My style, my clients and my way of working have changed a lot since I started out as a professional photographer about eight years ago … and so has technology. Therefor I started a major gear bag audit a couple of months ago. You can’t believe how much time, research, testing and thought, I’ve put into this so far and I still have some decisions to make. But I’m almost there. Since so many people have been sending me questions about gear choices, I thought I’d share my thought process with you in a couple of blog posts. Writing all these things down, might even help me make my final decisions. Yesterday I wrote about what has become my main camera: the FujiFilm X-Pro1. I’m currently testing it’s little brother the X-E1 to see if it can be my backup/second camera for most of the work I’m doing. Today I’m still lugging a heavy DSLR with a big L-lens with me as backup, which takes away the advantages of working with a small and light main camera. I’m pretty confident the X-E1 can fill in the gap so that I only have to lug my DSLR with me when really needed.
Here are my first impressions and some pictures I’ve shot during my first studio test shoot with the X-E1. I had a couple of goals for this shoot. First of all, I wanted to see if I could recreate the “organic” look and feel that I can get with on-location portraits. My second goal was to get some miles out of the X-E1 and test out the Fujinon 60mm lens.
Those who have been following my blog for a while, will notice that I used the same background as with my 70 EUR studio experiment. I wanted to keep the lighting simple to be able to focus on my subject and limited myself to use a single Elinchrom RX300 with a medium Chimera softbox and a white Sunbounce Pro reflector. We started out by being sensible and using the Elinchrom like it’s supposed to be used: flash it.

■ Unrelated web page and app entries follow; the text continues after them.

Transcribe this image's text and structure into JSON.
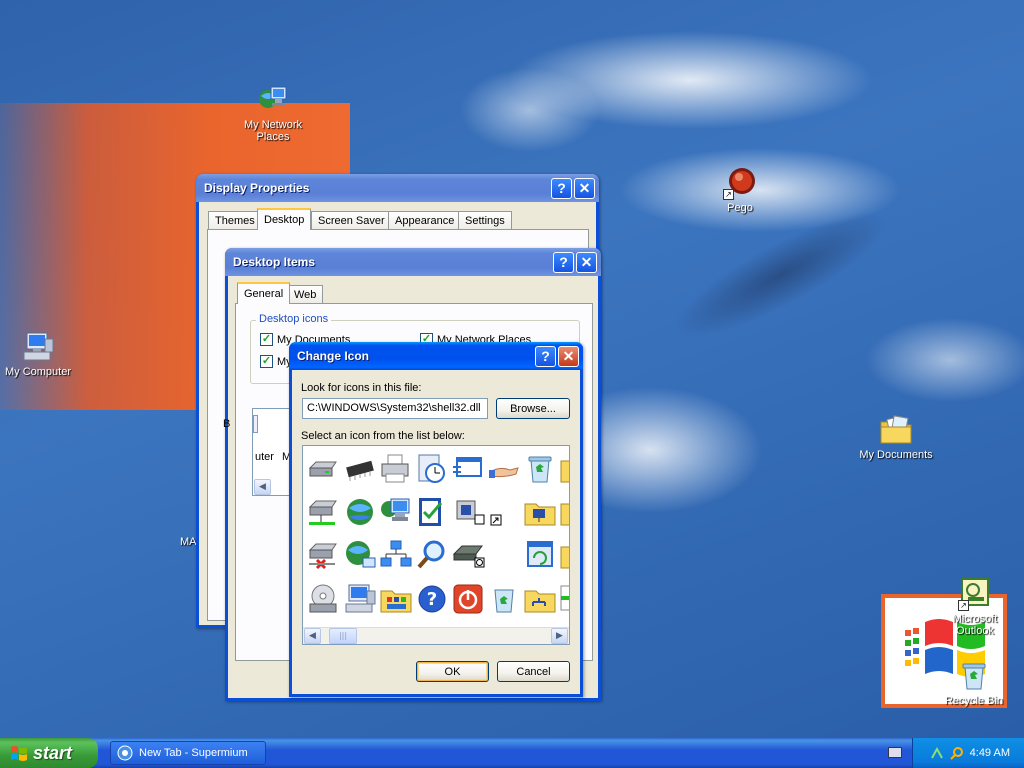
{
  "desktop": {
    "icons": {
      "my_network_places": "My Network Places",
      "my_computer": "My Computer",
      "pego": "Pego",
      "my_documents": "My Documents",
      "microsoft_outlook": "Microsoft Outlook",
      "recycle_bin": "Recycle Bin",
      "partial_ma": "MA"
    }
  },
  "display_properties": {
    "title": "Display Properties",
    "help_glyph": "?",
    "close_glyph": "✕",
    "tabs": [
      "Themes",
      "Desktop",
      "Screen Saver",
      "Appearance",
      "Settings"
    ],
    "active_tab": "Desktop"
  },
  "desktop_items": {
    "title": "Desktop Items",
    "help_glyph": "?",
    "close_glyph": "✕",
    "tabs": [
      "General",
      "Web"
    ],
    "active_tab": "General",
    "group_label": "Desktop icons",
    "checkboxes": [
      {
        "label": "My Documents",
        "checked": true
      },
      {
        "label": "My Network Places",
        "checked": true
      },
      {
        "label": "My",
        "checked": true
      }
    ],
    "partial_text": {
      "b": "B",
      "uter": "uter",
      "m": "M"
    }
  },
  "change_icon": {
    "title": "Change Icon",
    "help_glyph": "?",
    "close_glyph": "✕",
    "look_for_label": "Look for icons in this file:",
    "file_path": "C:\\WINDOWS\\System32\\shell32.dll",
    "browse_label": "Browse...",
    "select_label": "Select an icon from the list below:",
    "ok_label": "OK",
    "cancel_label": "Cancel",
    "scroll_left": "◀",
    "scroll_right": "▶",
    "scroll_thumb": "|||"
  },
  "taskbar": {
    "start_label": "start",
    "tasks": [
      {
        "label": "New Tab - Supermium"
      }
    ],
    "clock": "4:49 AM"
  }
}
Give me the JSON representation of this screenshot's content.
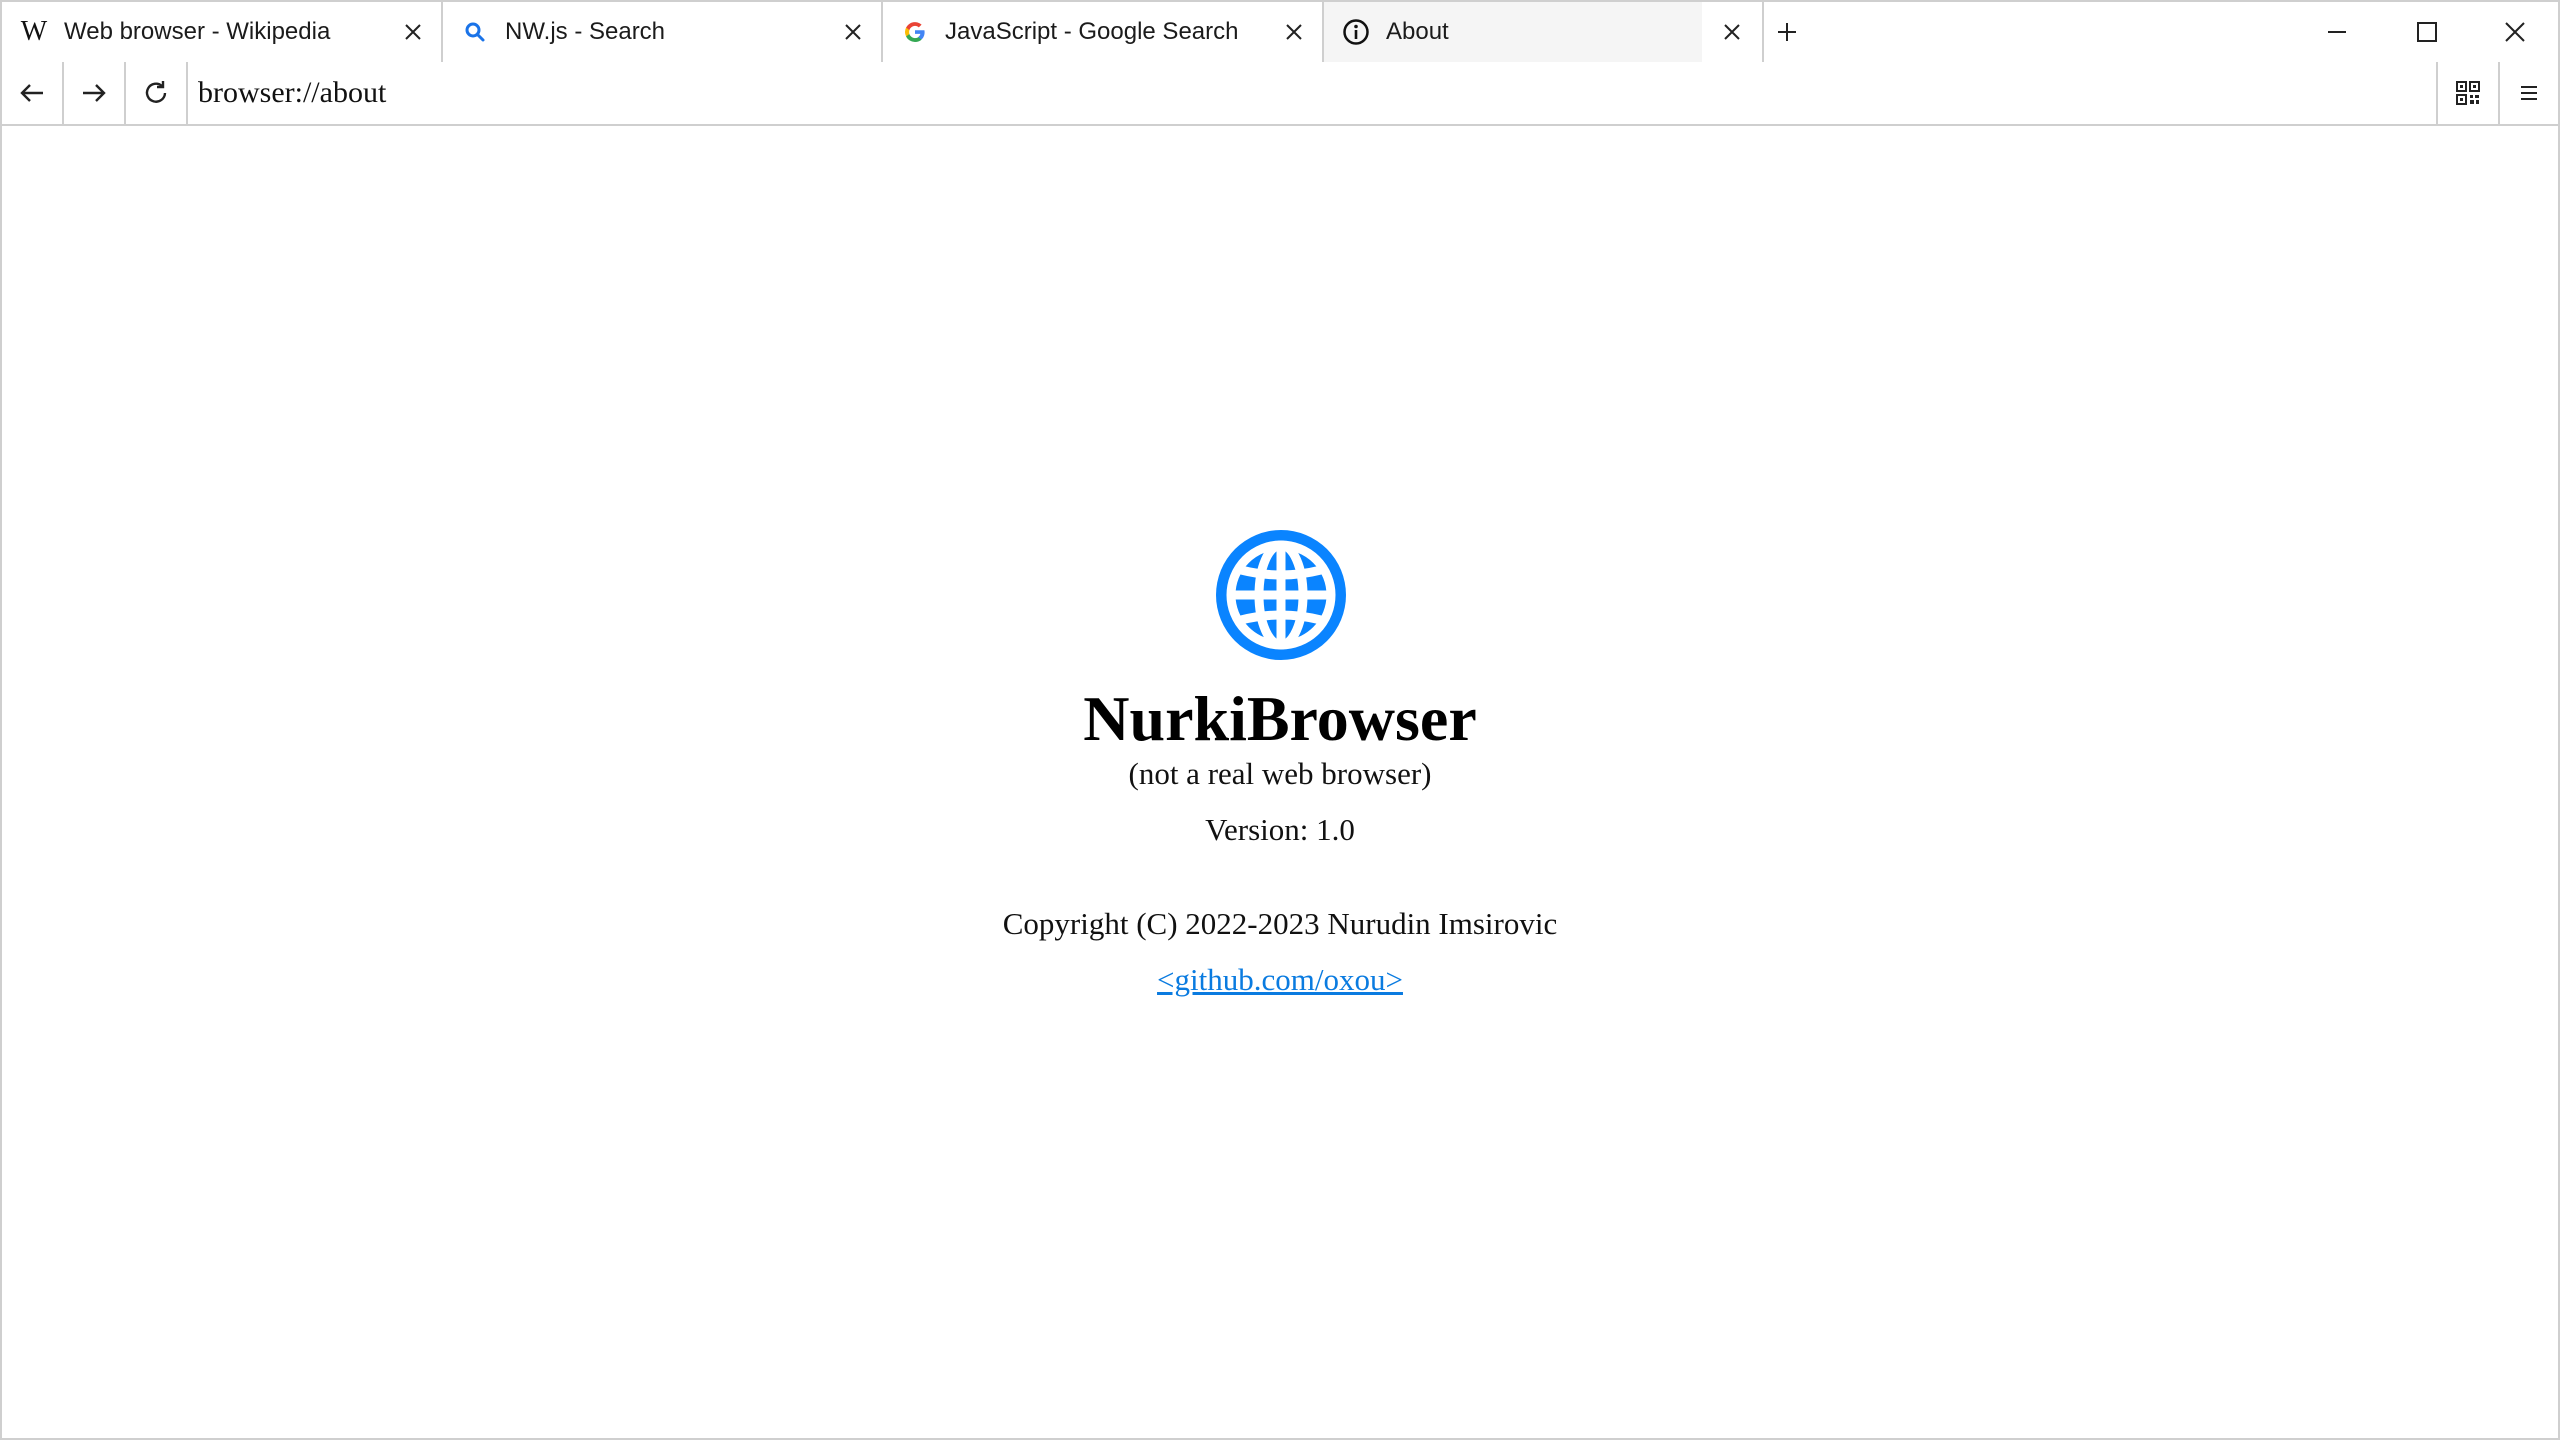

I quickly found the results a bit too harsh and too artificial. So I switched off the flash transmitter and shot with only the modeling light on the flash (on full power). I shot up to ISO 2000 and knowing the Fuji I know I could have gone even higher and still get excellent files. But I wanted to introduce a bit of organic imperfection in the pictures by shooting at a slightly too slow shutter speed (mostly between 1/30 and 1/60). I asked Melanie to keep moving really slowly. I know many people don’t like it but I love how that slight motion blur makes the skin look smoother and somehow it makes the eyes pop too.
Mélanie is not a model, she has in fact very little experience in front of the camera and she was pretty nervous before the shoot. But she has the will to throw herself into it. That’s exactly the kind of people I want to shoot in similar settings so she was a perfect fit. By keeping the setup simple I can dedicate more energy to building the trust and intimacy required for these kind of portraits. Big thx Mel for being so amazingly good in front of the camera.
We stuck most of the time to the same setup, making small adjustments and forcing myself to dig deeper to get more out of it.
At the end of the shoot we tried something a bit different by shooting into an old speckled mirror that’s standing in the studio. I used the halogen worklights from the 70 EUR Studio experiment and made them perform double duty. The bounce of the studio ceiling to provide the main light and at the same some raw light is hitting the spots on the mirror giving the illusion of great background bokeh.
I’m pretty pleased with the results of this test shoot. I learned a lot and realize I want to be experimenting a bit more with continuous light sources. The X-E1 performed flawlessly. The autofocus on the 60mm had some small issues, but to my surprise I found it’s pretty easy to manual focus in this kind of situation.